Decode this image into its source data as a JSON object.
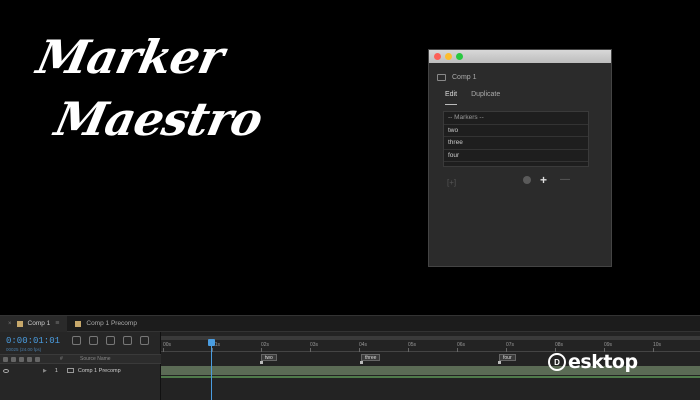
{
  "title": {
    "line1": "Marker",
    "line2": "Maestro"
  },
  "panel": {
    "comp_name": "Comp 1",
    "tabs": [
      {
        "label": "Edit",
        "active": true
      },
      {
        "label": "Duplicate",
        "active": false
      }
    ],
    "markers_header": "-- Markers --",
    "markers": [
      "two",
      "three",
      "four"
    ],
    "toolbar": {
      "bracket": "[+]",
      "plus": "+",
      "minus": "—"
    }
  },
  "timeline": {
    "tabs": [
      {
        "label": "Comp 1",
        "active": true
      },
      {
        "label": "Comp 1 Precomp",
        "active": false
      }
    ],
    "timecode": "0:00:01:01",
    "fps": "00025 (24.00 fps)",
    "columns": {
      "hash": "#",
      "source_name": "Source Name"
    },
    "layer": {
      "number": "1",
      "name": "Comp 1 Precomp"
    },
    "ruler_ticks": [
      "00s",
      "01s",
      "02s",
      "03s",
      "04s",
      "05s",
      "06s",
      "07s",
      "08s",
      "09s",
      "10s"
    ],
    "markers": [
      {
        "label": "two"
      },
      {
        "label": "three"
      },
      {
        "label": "four"
      }
    ]
  },
  "watermark": {
    "text": "esktop",
    "logo": "D"
  },
  "colors": {
    "accent": "#4a9cdf",
    "layer_bar": "#5b6b55",
    "swatch": "#c7a86b"
  }
}
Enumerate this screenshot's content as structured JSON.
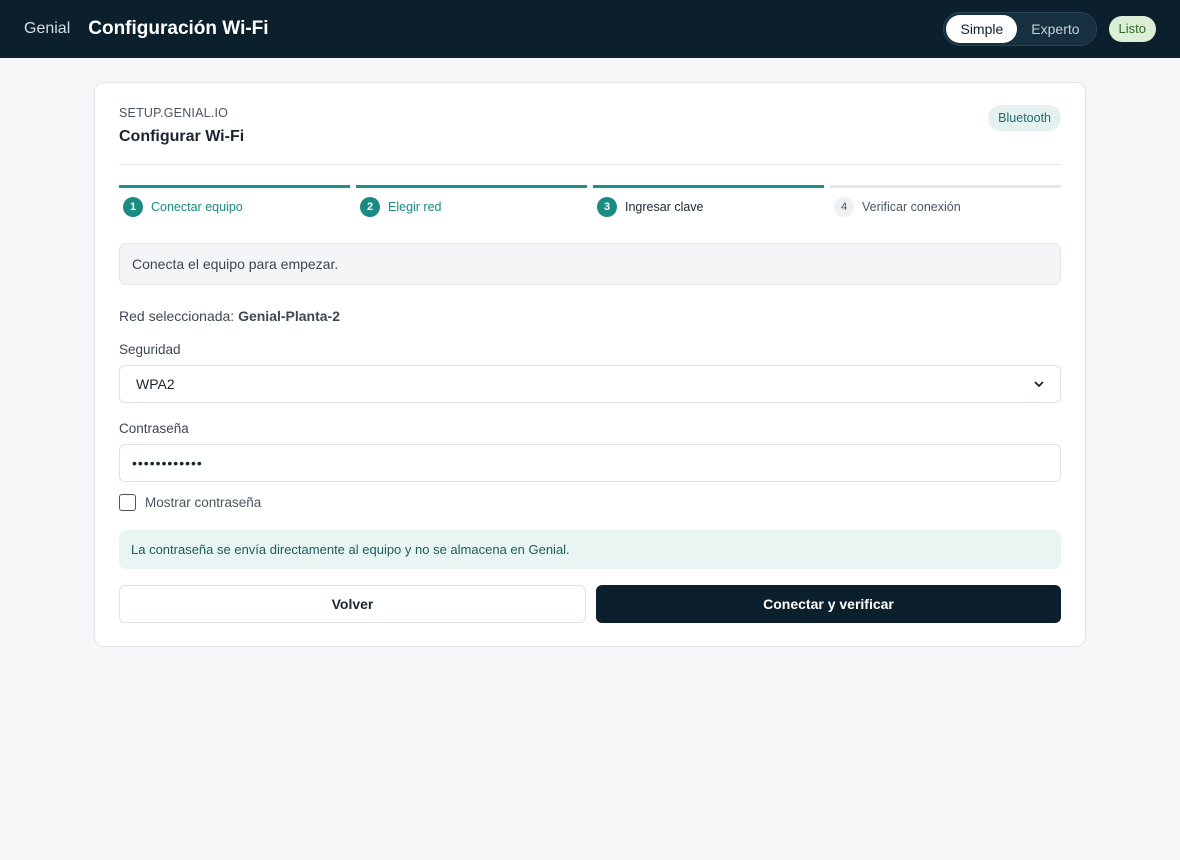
{
  "header": {
    "brand": "Genial",
    "title": "Configuración Wi-Fi",
    "modes": [
      "Simple",
      "Experto"
    ],
    "active_mode": "Simple",
    "status": "Listo"
  },
  "card": {
    "eyebrow": "SETUP.GENIAL.IO",
    "title": "Configurar Wi-Fi",
    "connection_badge": "Bluetooth"
  },
  "steps": [
    {
      "num": "1",
      "label": "Conectar equipo",
      "state": "done"
    },
    {
      "num": "2",
      "label": "Elegir red",
      "state": "done"
    },
    {
      "num": "3",
      "label": "Ingresar clave",
      "state": "current"
    },
    {
      "num": "4",
      "label": "Verificar conexión",
      "state": "pending"
    }
  ],
  "notice": "Conecta el equipo para empezar.",
  "selected_network": {
    "label": "Red seleccionada:",
    "value": "Genial-Planta-2"
  },
  "security": {
    "label": "Seguridad",
    "value": "WPA2"
  },
  "password": {
    "label": "Contraseña",
    "masked_value": "••••••••••••"
  },
  "show_password": {
    "label": "Mostrar contraseña",
    "checked": false
  },
  "info": "La contraseña se envía directamente al equipo y no se almacena en Genial.",
  "actions": {
    "back": "Volver",
    "submit": "Conectar y verificar"
  },
  "colors": {
    "topbar": "#0b1f2c",
    "accent": "#1b8a83",
    "primary_button": "#0b1f2c"
  }
}
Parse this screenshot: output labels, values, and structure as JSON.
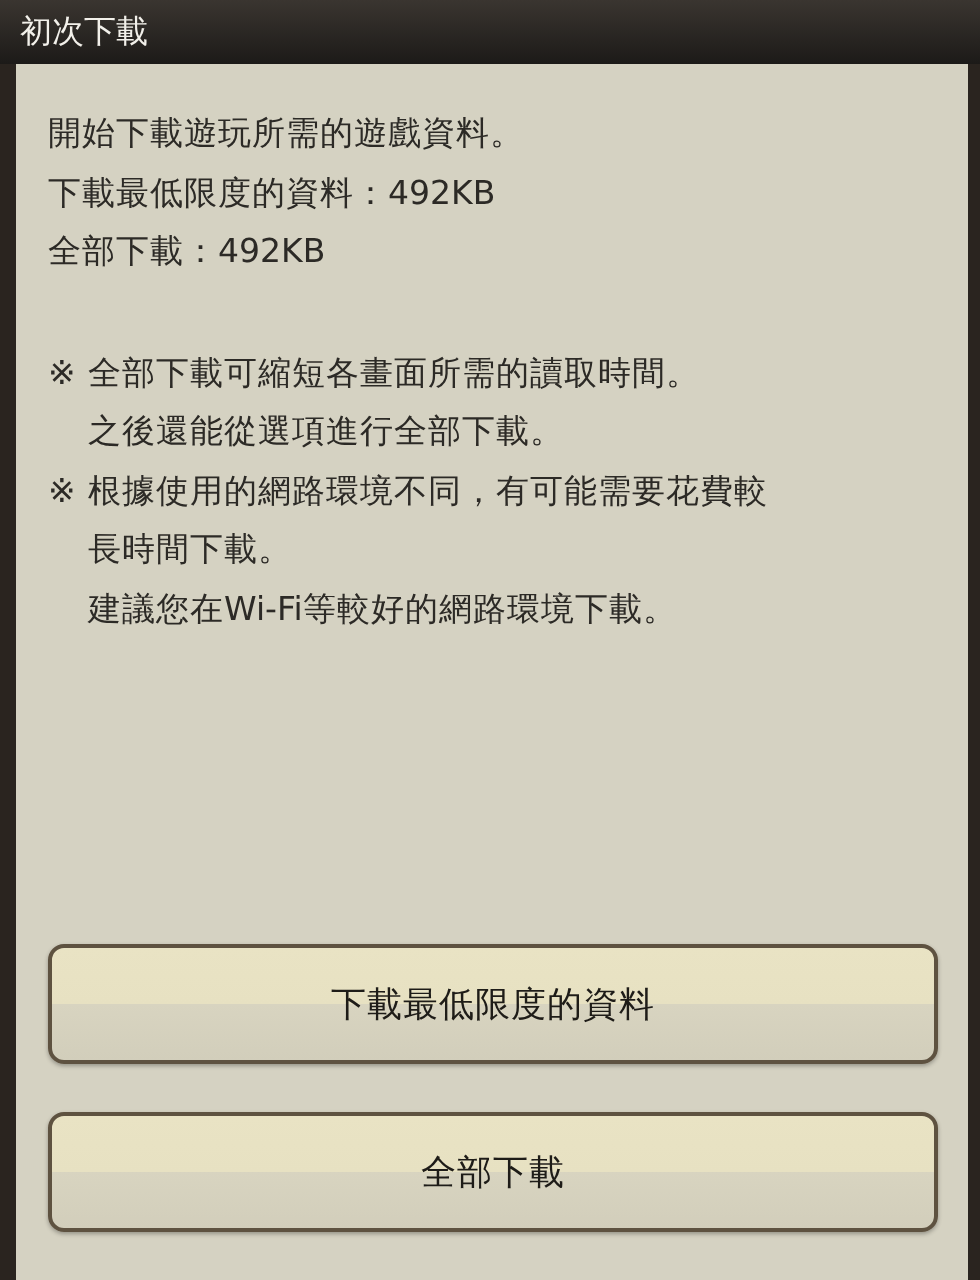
{
  "dialog": {
    "title": "初次下載",
    "intro": [
      "開始下載遊玩所需的遊戲資料。",
      "下載最低限度的資料：492KB",
      "全部下載：492KB"
    ],
    "notes": [
      {
        "mark": "※",
        "lines": [
          "全部下載可縮短各畫面所需的讀取時間。",
          "之後還能從選項進行全部下載。"
        ]
      },
      {
        "mark": "※",
        "lines": [
          "根據使用的網路環境不同，有可能需要花費較",
          "長時間下載。",
          "建議您在Wi-Fi等較好的網路環境下載。"
        ]
      }
    ],
    "buttons": [
      "下載最低限度的資料",
      "全部下載"
    ]
  }
}
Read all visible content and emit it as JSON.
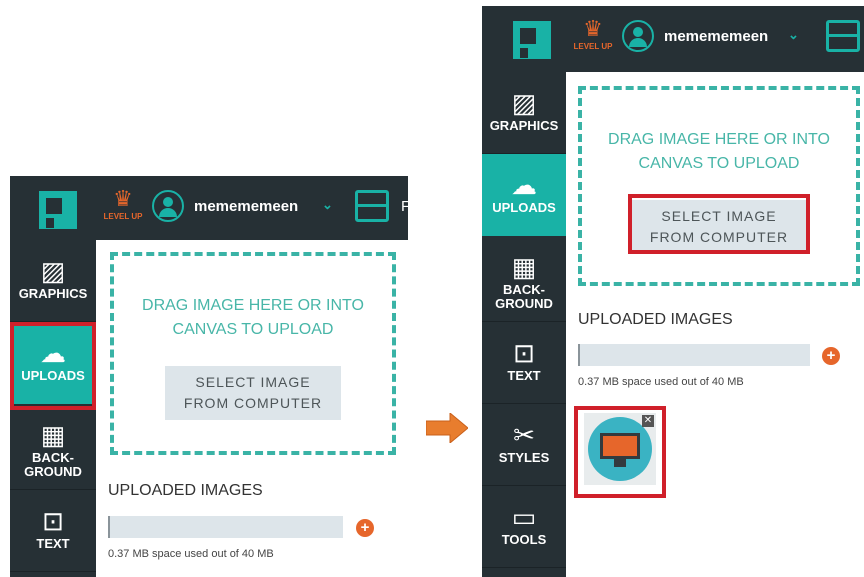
{
  "app": {
    "level_label": "LEVEL UP",
    "username": "memememeen",
    "truncated_text": "F",
    "crown_icon": "crown-icon",
    "avatar_icon": "user-circle-icon",
    "chevron_icon": "chevron-down-icon",
    "tools_icon": "toolbox-icon"
  },
  "sidebar": {
    "items": [
      {
        "label": "GRAPHICS",
        "icon": "image-icon"
      },
      {
        "label": "UPLOADS",
        "icon": "cloud-upload-icon"
      },
      {
        "label_line1": "BACK-",
        "label_line2": "GROUND",
        "icon": "background-icon"
      },
      {
        "label": "TEXT",
        "icon": "text-icon"
      },
      {
        "label": "STYLES",
        "icon": "styles-icon"
      },
      {
        "label": "TOOLS",
        "icon": "toolbox-icon"
      }
    ]
  },
  "upload": {
    "drop_line1": "DRAG IMAGE HERE OR INTO",
    "drop_line2": "CANVAS TO UPLOAD",
    "select_line1": "SELECT IMAGE",
    "select_line2": "FROM COMPUTER",
    "uploaded_title": "UPLOADED IMAGES",
    "space_used": "0.37 MB space used out of 40 MB",
    "storage_used_fraction": 0.009
  },
  "colors": {
    "accent": "#19b2a6",
    "dark": "#263035",
    "orange": "#e6662b",
    "highlight": "#d0202a"
  }
}
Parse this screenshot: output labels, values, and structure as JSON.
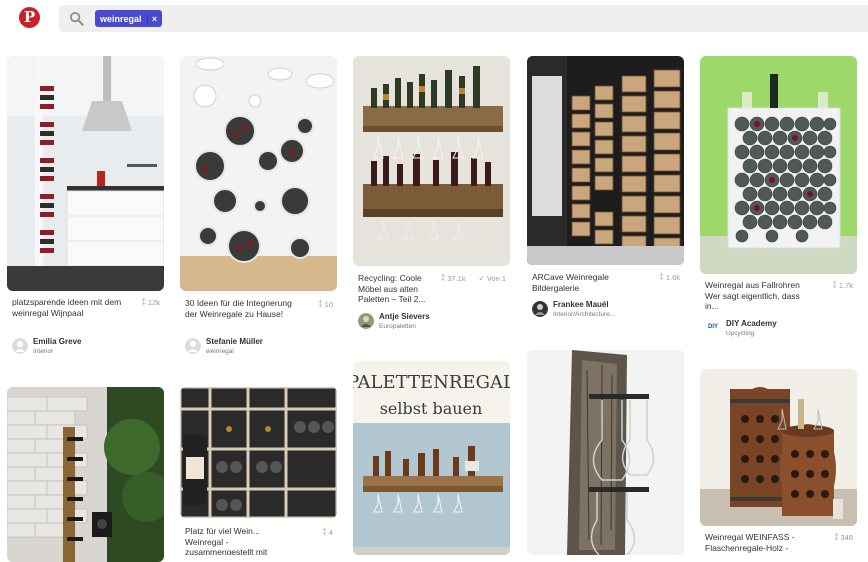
{
  "header": {
    "logo_letter": "P",
    "search_chip": "weinregal",
    "chip_close": "×"
  },
  "pins": [
    {
      "id": "p1",
      "title": "platzsparende ideen mit dem weinregal Wijnpaal",
      "saves": "12k",
      "user": "Emilia Greve",
      "board": "Interior"
    },
    {
      "id": "p2",
      "title": "30 Ideen für die Integrierung der Weinregale zu Hause!",
      "saves": "10",
      "user": "Stefanie Müller",
      "board": "weinregal"
    },
    {
      "id": "p3",
      "title": "Recycling: Coole Möbel aus alten Paletten – Teil 2...",
      "saves": "37.1k",
      "extra": "Von 1",
      "user": "Antje Sievers",
      "board": "Europaletten"
    },
    {
      "id": "p4",
      "title": "ARCave Weinregale Bildergalerie",
      "saves": "1.6k",
      "user": "Frankee Mauél",
      "board": "Interior/Architecture..."
    },
    {
      "id": "p5",
      "title": "Weinregal aus Fallrohren Wer sagt eigentlich, dass in...",
      "saves": "1.7k",
      "user": "DIY Academy",
      "board": "Upcycling",
      "avatar_text": "DIY"
    },
    {
      "id": "p6",
      "title": "",
      "saves": ""
    },
    {
      "id": "p7",
      "title": "Platz für viel Wein... Weinregal - zusammengestellt mit",
      "saves": "4"
    },
    {
      "id": "p8",
      "title": "",
      "image_text_1": "PALETTENREGAL",
      "image_text_2": "selbst bauen"
    },
    {
      "id": "p9",
      "title": ""
    },
    {
      "id": "p10",
      "title": "Weinregal WEINFASS - Flaschenregale-Holz -",
      "saves": "348"
    }
  ],
  "colors": {
    "brand": "#cb2027",
    "chip": "#4a4ad0",
    "search_bg": "#efefef"
  },
  "icons": {
    "logo": "pinterest-logo-icon",
    "search": "search-icon",
    "save": "pin-icon"
  }
}
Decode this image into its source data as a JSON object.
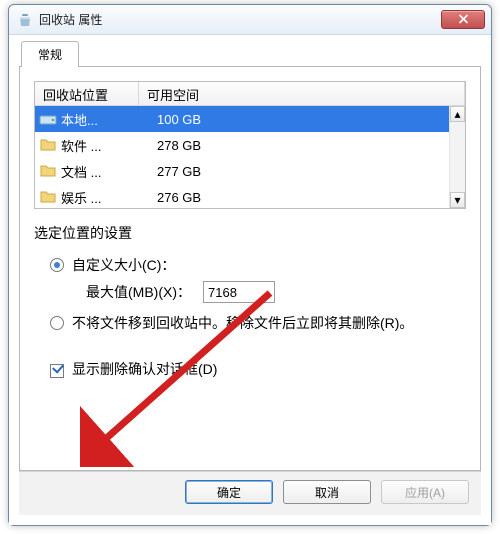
{
  "title": "回收站 属性",
  "tab": {
    "label": "常规"
  },
  "list": {
    "headers": [
      "回收站位置",
      "可用空间"
    ],
    "rows": [
      {
        "name": "本地...",
        "space": "100 GB",
        "selected": true
      },
      {
        "name": "软件 ...",
        "space": "278 GB",
        "selected": false
      },
      {
        "name": "文档 ...",
        "space": "277 GB",
        "selected": false
      },
      {
        "name": "娱乐 ...",
        "space": "276 GB",
        "selected": false
      }
    ]
  },
  "group_label": "选定位置的设置",
  "radio_custom": {
    "label": "自定义大小(C)：",
    "checked": true
  },
  "max_label": "最大值(MB)(X)：",
  "max_value": "7168",
  "radio_nobin": {
    "label": "不将文件移到回收站中。移除文件后立即将其删除(R)。",
    "checked": false
  },
  "checkbox_confirm": {
    "label": "显示删除确认对话框(D)",
    "checked": true
  },
  "buttons": {
    "ok": "确定",
    "cancel": "取消",
    "apply": "应用(A)"
  },
  "colors": {
    "selection": "#2f7ae5",
    "arrow": "#d21f1f"
  }
}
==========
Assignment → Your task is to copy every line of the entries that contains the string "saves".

Task solution →
      "saves": "12k",
      "saves": "10",
      "saves": "37.1k",
      "saves": "1.6k",
      "saves": "1.7k",
      "saves": ""
      "saves": "4"
      "saves": "348"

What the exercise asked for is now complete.